While it’s difficult to draw parallels, perhaps there is a fitting metaphor for the quintessential placelessness of the Jew. It exists in the world of Jewish folklore, and has inspired numerous artists, most famously S. An-ski, author of “The Dybbuk.” Indeed, it is the dybbuk itself, that possessing, parasitic spirit, believed to be the dislocated soul of one who died too young, loathed by the living person whose body it invades. The dybbuk has no true home on Earth, which is why it must invade the body of another, and its presence evokes only wrath and disgust. To relieve the person taken hostage by this wandering spirit, the dybbuk is threatened and ultimately exorcised.
This somewhat intriguing metaphor surfaces throughout Julia Pascal’s rendition of An-ski’s play, also titled “The Dybbuk,” which is now playing for the first time in the U.S. as part of the Dream Up Festival at the Theater for the New City. Alas, little else about this play excites the imagination, or provokes serious thought.
Pascal’s drama begins with a Jewish woman in Germany who complains about the lack of young Jews on the streets of Berlin. It is, she says, as if “Hitler won,” a cheap phrase that becomes even more trite through repetition. The woman talks of being haunted by the spirits of her deceased family members, murdered during the Holocaust — which seems rather forced.
From present-day Berlin the play transitions to a ghetto, where five people spend their final day before deportation to Auschwitz. These, presumably, are the souls of the dead that haunt the young woman, and as they await their deaths the five prisoners paint wishful fantasies about their futures, or imagine that they are about to awaken from an awful nightmare.
They are tortured by hunger and by their last memories of family and friends now presumed dead. Again and again they ask themselves why they are here, but what might have been an earnest quest to reckon with Jewish identity is rendered trite through painfully simplistic questions that reflect an utter lack of imagination: One woman is only half-Jewish, as she incessantly repeats, annoying the others; another was raised by Jews who thought themselves good Protestants; a third wonders what makes one Jewish if one does not believe in a God.
While the five actors bring real skill to the stage, their talents seem wasted on this poorly thought-out script. When the group begins to argue about the merits of the Talmud versus those of the Kabbalah, they do so in the most simplistic of terms. The Talmud, one says, “keeps us grounded” while the Kabbalah feeds the imagination. What’s new? And, in the midst of it all, the group puts on a play about a dybbuk that possesses a young Hasidic girl.
One wonders whether Pascal’s “The Dybbuk,” originally produced in England and performed across Europe, is simply out of its element in New York City, where Judaism is so much a part of the culture of ideas. Here, questions of Jewish identity, anti-Semitism, myth, spirituality and religion are the very fabric out of which culture is created and re-created, and ideas must continually evolve if they are not to become stale.
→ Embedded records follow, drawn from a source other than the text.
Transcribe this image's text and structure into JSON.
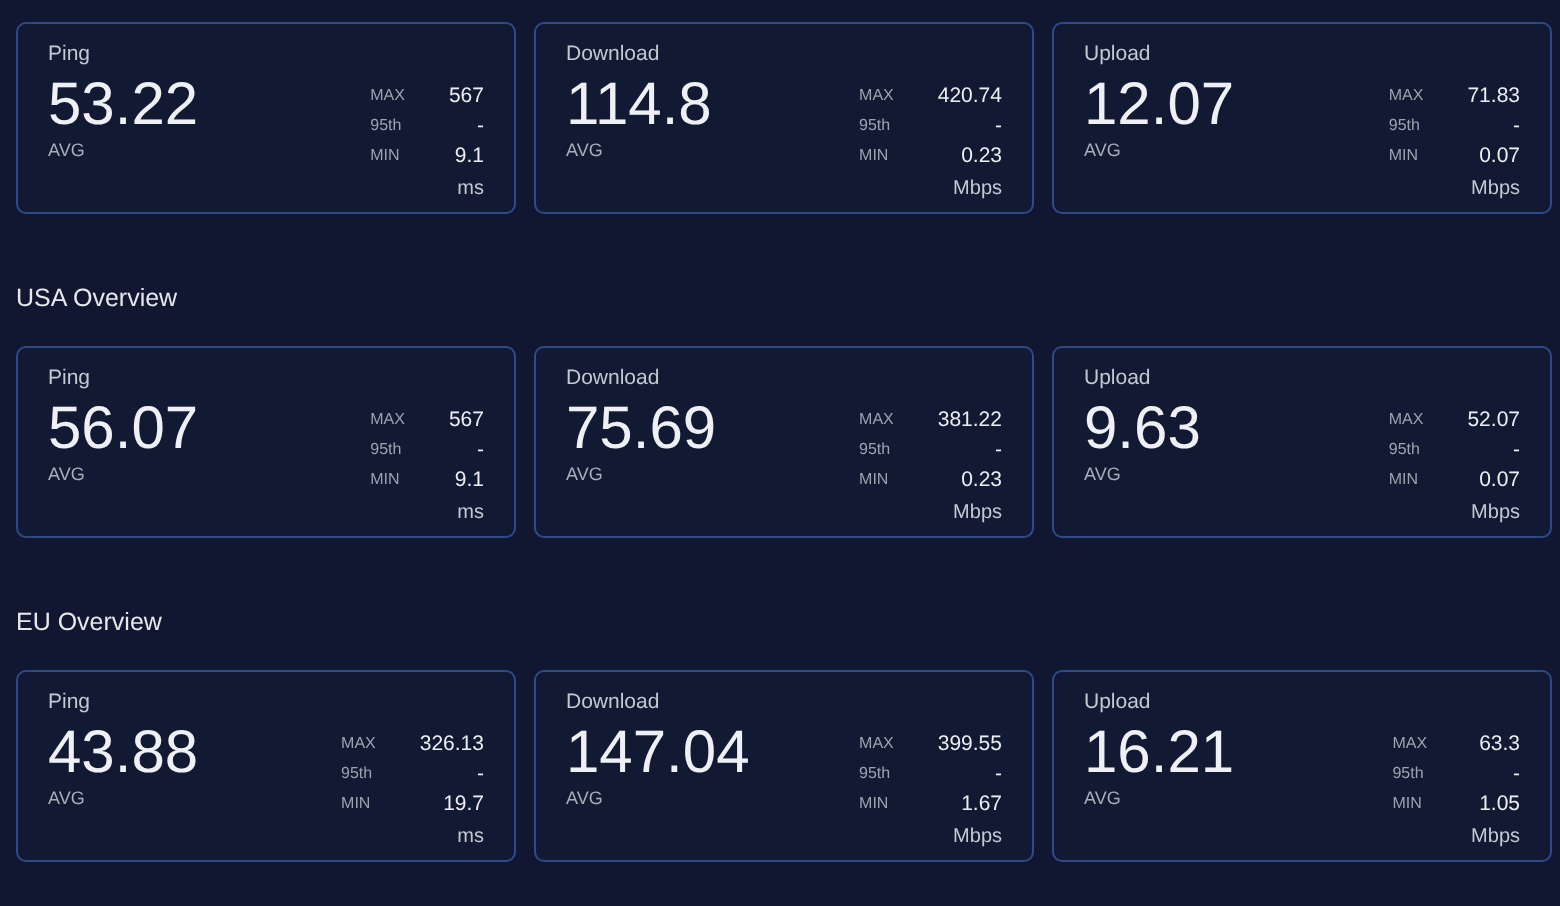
{
  "sections": [
    {
      "cards": [
        {
          "label": "Ping",
          "avg": "53.22",
          "avg_label": "AVG",
          "stats": [
            {
              "label": "MAX",
              "value": "567"
            },
            {
              "label": "95th",
              "value": "-"
            },
            {
              "label": "MIN",
              "value": "9.1"
            }
          ],
          "unit": "ms"
        },
        {
          "label": "Download",
          "avg": "114.8",
          "avg_label": "AVG",
          "stats": [
            {
              "label": "MAX",
              "value": "420.74"
            },
            {
              "label": "95th",
              "value": "-"
            },
            {
              "label": "MIN",
              "value": "0.23"
            }
          ],
          "unit": "Mbps"
        },
        {
          "label": "Upload",
          "avg": "12.07",
          "avg_label": "AVG",
          "stats": [
            {
              "label": "MAX",
              "value": "71.83"
            },
            {
              "label": "95th",
              "value": "-"
            },
            {
              "label": "MIN",
              "value": "0.07"
            }
          ],
          "unit": "Mbps"
        }
      ]
    },
    {
      "title": "USA Overview",
      "cards": [
        {
          "label": "Ping",
          "avg": "56.07",
          "avg_label": "AVG",
          "stats": [
            {
              "label": "MAX",
              "value": "567"
            },
            {
              "label": "95th",
              "value": "-"
            },
            {
              "label": "MIN",
              "value": "9.1"
            }
          ],
          "unit": "ms"
        },
        {
          "label": "Download",
          "avg": "75.69",
          "avg_label": "AVG",
          "stats": [
            {
              "label": "MAX",
              "value": "381.22"
            },
            {
              "label": "95th",
              "value": "-"
            },
            {
              "label": "MIN",
              "value": "0.23"
            }
          ],
          "unit": "Mbps"
        },
        {
          "label": "Upload",
          "avg": "9.63",
          "avg_label": "AVG",
          "stats": [
            {
              "label": "MAX",
              "value": "52.07"
            },
            {
              "label": "95th",
              "value": "-"
            },
            {
              "label": "MIN",
              "value": "0.07"
            }
          ],
          "unit": "Mbps"
        }
      ]
    },
    {
      "title": "EU Overview",
      "cards": [
        {
          "label": "Ping",
          "avg": "43.88",
          "avg_label": "AVG",
          "stats": [
            {
              "label": "MAX",
              "value": "326.13"
            },
            {
              "label": "95th",
              "value": "-"
            },
            {
              "label": "MIN",
              "value": "19.7"
            }
          ],
          "unit": "ms"
        },
        {
          "label": "Download",
          "avg": "147.04",
          "avg_label": "AVG",
          "stats": [
            {
              "label": "MAX",
              "value": "399.55"
            },
            {
              "label": "95th",
              "value": "-"
            },
            {
              "label": "MIN",
              "value": "1.67"
            }
          ],
          "unit": "Mbps"
        },
        {
          "label": "Upload",
          "avg": "16.21",
          "avg_label": "AVG",
          "stats": [
            {
              "label": "MAX",
              "value": "63.3"
            },
            {
              "label": "95th",
              "value": "-"
            },
            {
              "label": "MIN",
              "value": "1.05"
            }
          ],
          "unit": "Mbps"
        }
      ]
    }
  ]
}
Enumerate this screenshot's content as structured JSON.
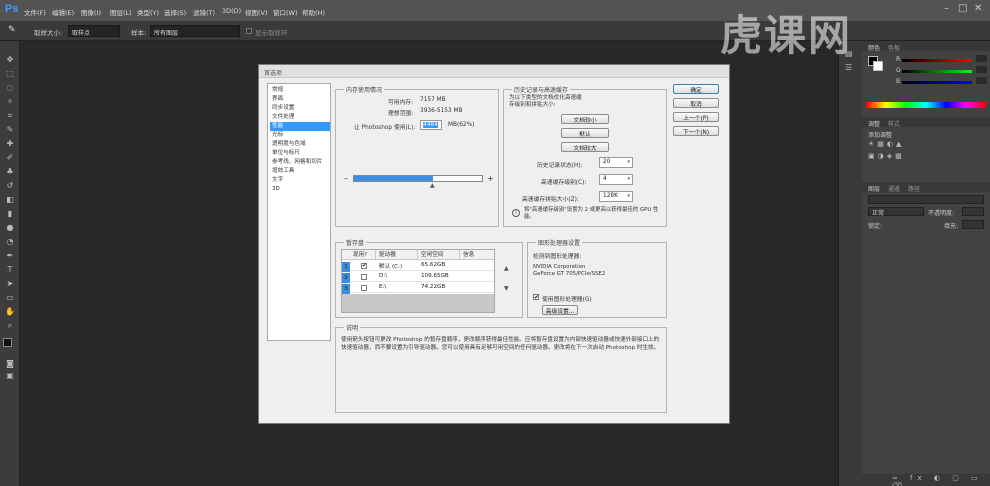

Or perhaps this is simply a play that has failed to live up to the challenge it set for itself — recreating one of the greatest masterpieces of 20th century Jewish drama.